TASK REQUIREMENTS:
Give the records again in full, exactly as they appear, but without the pictures.

RECORDS SHOWN:

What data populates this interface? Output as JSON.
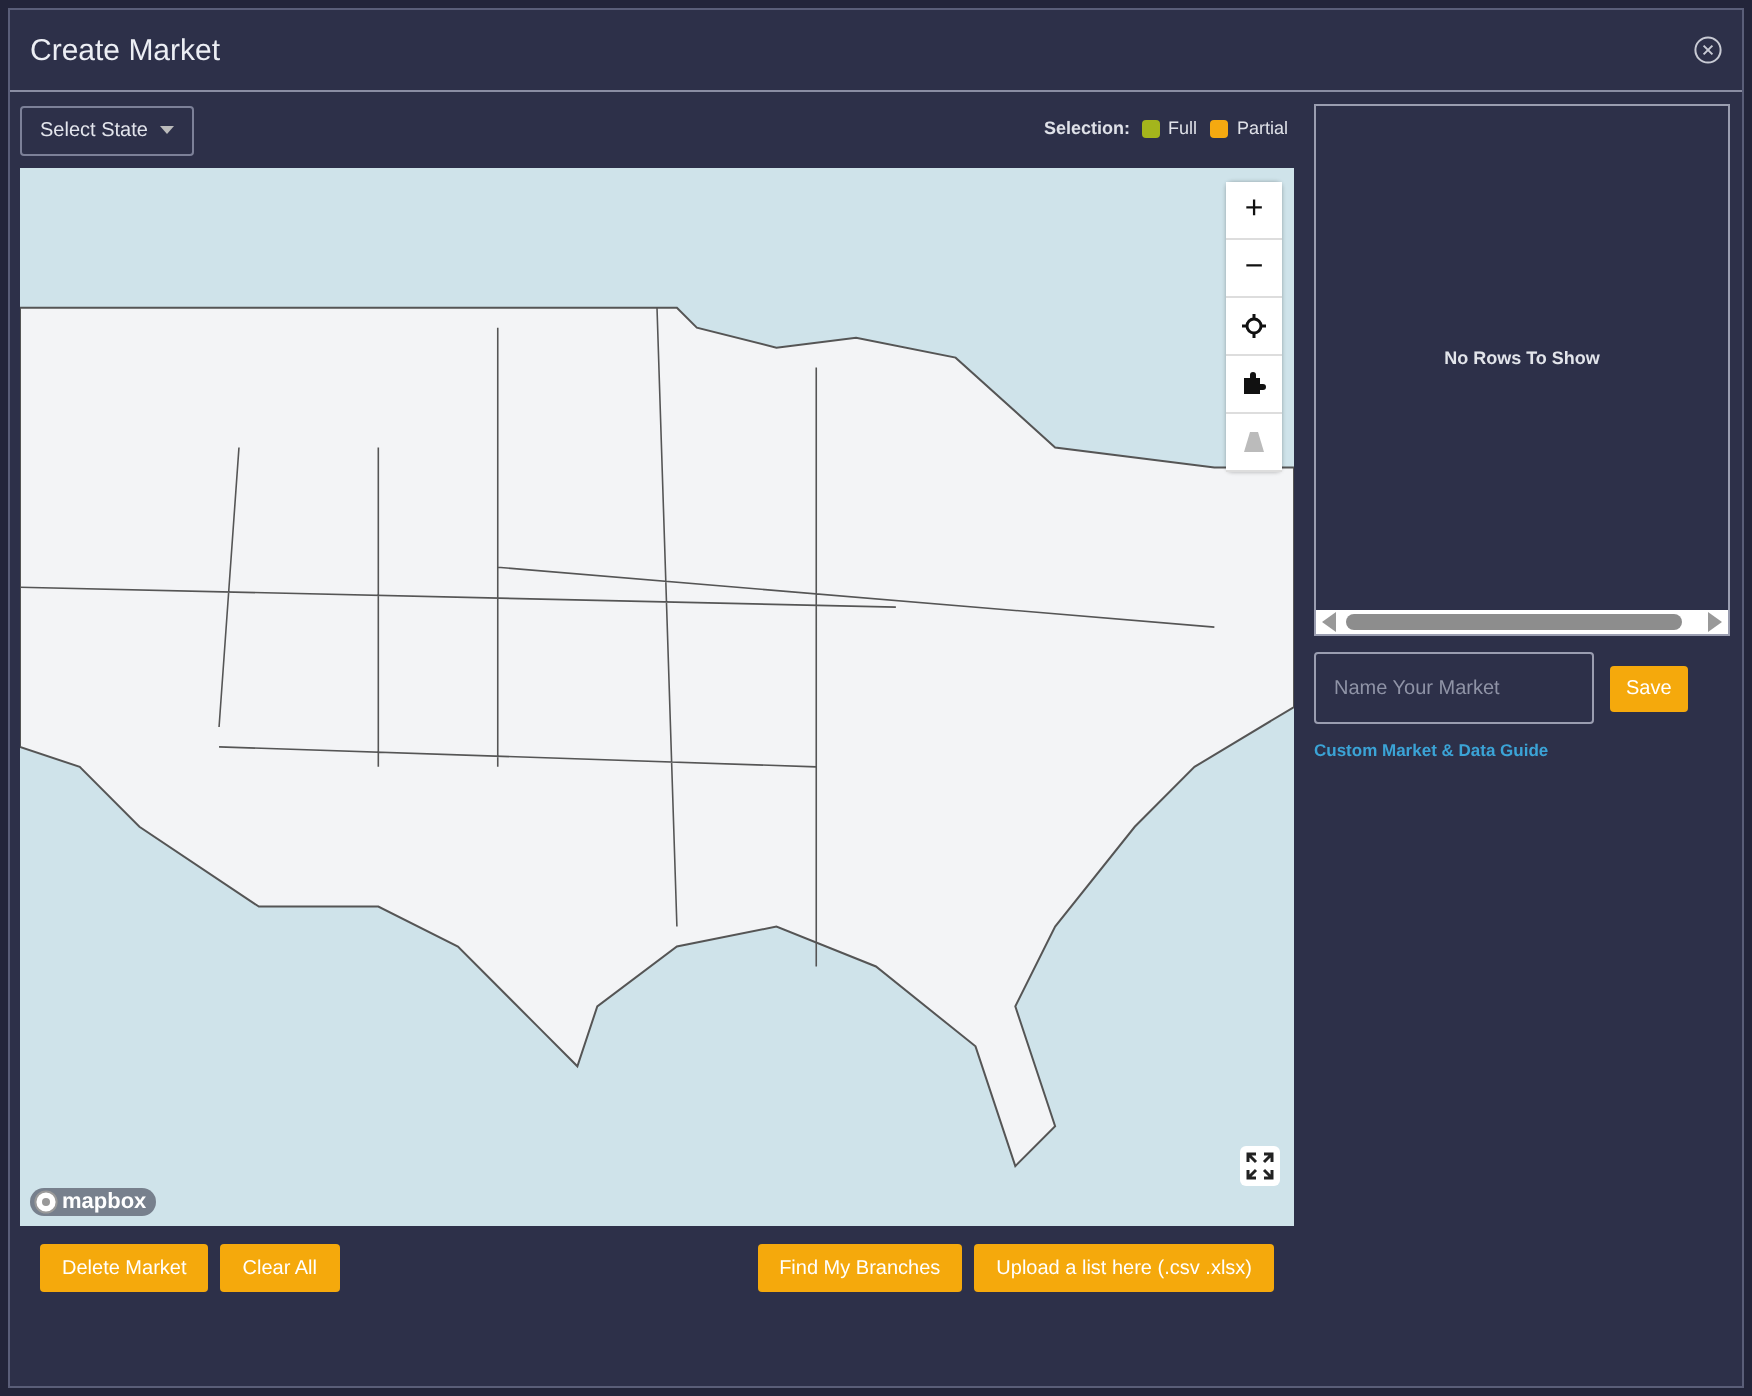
{
  "window": {
    "title": "Create Market"
  },
  "state_select": {
    "label": "Select State"
  },
  "legend": {
    "title": "Selection:",
    "items": [
      {
        "label": "Full",
        "color": "#a4b51c"
      },
      {
        "label": "Partial",
        "color": "#f5a910"
      }
    ]
  },
  "map": {
    "controls": [
      {
        "kind": "zoom-in",
        "label": "+",
        "disabled": false
      },
      {
        "kind": "zoom-out",
        "label": "−",
        "disabled": false
      },
      {
        "kind": "locate",
        "disabled": false
      },
      {
        "kind": "puzzle",
        "disabled": false
      },
      {
        "kind": "road",
        "disabled": true
      }
    ],
    "attribution": "mapbox"
  },
  "grid": {
    "empty_message": "No Rows To Show"
  },
  "market_name": {
    "placeholder": "Name Your Market"
  },
  "save_button": "Save",
  "guide_link": "Custom Market & Data Guide",
  "actions_left": [
    "Delete Market",
    "Clear All"
  ],
  "actions_right": [
    "Find My Branches",
    "Upload a list here (.csv .xlsx)"
  ]
}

RESULT OF THIS TASK:
What data populates this interface? Output as JSON.
{
  "window": {
    "title": "Create Market"
  },
  "state_select": {
    "label": "Select State"
  },
  "legend": {
    "title": "Selection:",
    "items": [
      {
        "label": "Full",
        "color": "#a4b51c"
      },
      {
        "label": "Partial",
        "color": "#f5a910"
      }
    ]
  },
  "map": {
    "controls": [
      {
        "kind": "zoom-in",
        "label": "+",
        "disabled": false
      },
      {
        "kind": "zoom-out",
        "label": "−",
        "disabled": false
      },
      {
        "kind": "locate",
        "disabled": false
      },
      {
        "kind": "puzzle",
        "disabled": false
      },
      {
        "kind": "road",
        "disabled": true
      }
    ],
    "attribution": "mapbox"
  },
  "grid": {
    "empty_message": "No Rows To Show"
  },
  "market_name": {
    "placeholder": "Name Your Market"
  },
  "save_button": "Save",
  "guide_link": "Custom Market & Data Guide",
  "actions_left": [
    "Delete Market",
    "Clear All"
  ],
  "actions_right": [
    "Find My Branches",
    "Upload a list here (.csv .xlsx)"
  ]
}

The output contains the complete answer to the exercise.